KIDNAPPED! A 1912 Granger fiddle, cared for and played by Scott Foxx for 35 years, taken from the West Wind Ranch Americana festival stage near Sisters, OR on Sat., July 24. It has a worn spot on left upper “corner,” 2 bows and was stored in rectangular maroon canvas case with an obituary inside for Doc Renno, who re-haired Scott’s bows.
Also taken, MOsleyWOtta’s 2 Mackie speakers, mics, cords, Line 6 Spider Jam amp.
Please share this info so at least the fiddle can come home!
If you have any info on the possible whereabouts of any of that stuff, get in touch with Foxx at 541-480-0897 or firstname.lastname@example.org.
Portland-based Sassparilla is a six-piece jug band that rose up in Chicago and Pittsburgh before migrating to the West coast, and man, are they a good time. The group rocks out on:
a cigar-box guitar made from an old jewelry box
a washtub bass beaten with a stick
a polka-dotted 5-gallon-bucket drum kit with rusty brake-drums and a hat-box bass
washboards and a fiddle/harmonica duo that “interjects like a muscular horn section”
I caught this band in Portland in the middle of winter, and it only took one song before the freezing cold bar was a virtual sauna, insulated by puffy jackets stuffed under the tables by the now-frantically dancing patrons. The twangy uptempo songs and the band’s enormous personality — just wait till they start scat singing — make their show a total hoe-down.
You’ll see a wide age range of hipsters, conservatively dressed folk and oddities in the audience. Don’t be put off by the guy in the cowboy hat and boots — he belongs here too.
The music is a mix of fast and slow blues with some punk rock thrown in. This song, “99 Year Blues,” (if it doesn’t start playing when you open that page, scroll down a bit) seemed to be the big hit with the crowd. Check out more songs on their MySpace page or on CDBaby.
Sassparilla is playing at Angeline’s Bakery in Sisters tonight and it’s really worth checking out. Come on, when was the last time you saw a band with a washboard?
SASSPARILLA: The Portland-based blues-punk band performs; $5-$10; 7 tonight; Angeline’s Bakery & Cafe, 121 W. Main St., Sisters; 541-549-9122 or www.angelinesbakery.com.
The freedom to shake your butt in the sunshine, that is. The Staxx Brothers are back in town today to play a free Summer Sunday concert at Les Schwab Amphitheater in Bend. The show will start around 2:30 p.m., and gates open at 1 p.m.
This has the makings of a pretty awesome way to plug some live music into your holiday. The Staxx Brothers have been through town several times over the past year or two, but — unless I’m forgetting something — this is probably their biggest gig yet. Here’s what I wrote about them when they played the Bite of Bend a couple weeks ago:
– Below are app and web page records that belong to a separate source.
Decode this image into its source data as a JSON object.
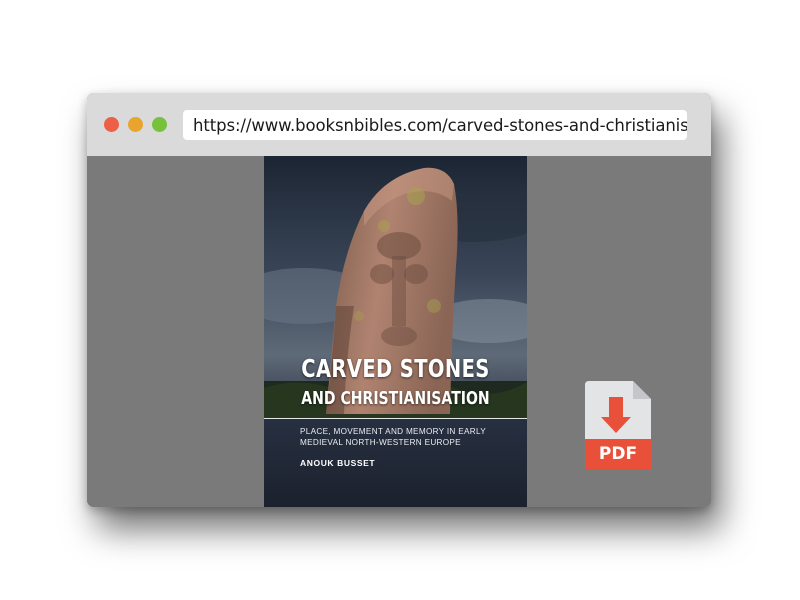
{
  "window": {
    "controls": [
      "close",
      "minimize",
      "maximize"
    ],
    "colors": {
      "close": "#ee5f48",
      "minimize": "#e9a42d",
      "maximize": "#76c23c"
    }
  },
  "address_bar": {
    "url": "https://www.booksnbibles.com/carved-stones-and-christianisation-place-movement-and-memory"
  },
  "book_cover": {
    "title_line1": "CARVED STONES",
    "title_line2": "AND CHRISTIANISATION",
    "subtitle_line1": "PLACE, MOVEMENT AND MEMORY IN EARLY",
    "subtitle_line2": "MEDIEVAL NORTH-WESTERN EUROPE",
    "author": "ANOUK BUSSET"
  },
  "download": {
    "icon": "pdf-download-icon",
    "label": "PDF",
    "accent_color": "#e8503a"
  }
}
What’s up with all the bands these days that ignore the “roll” in rock ’n’ roll? Indeed, rhythm and soul is a lost art in 2010, but not for The Staxx Brothers, a family of funk-making freaks who crank up the volume to make the party sweat. This band doesn’t beat around the throwback bush; theirs is a powerful fusion of true funk — think The Meters and Funkadelic — and the heavily amplified hard-rock history of their home town.
I was amazed at the size of the crowd at the Schwab last week for Empty Space Orchestra. Folks were spread out across the lawn, all the way to the back of the venue. With lots of people off work tomorrow and lots of parties tonight, this Staxx show seems like an ideal place to pre-funk.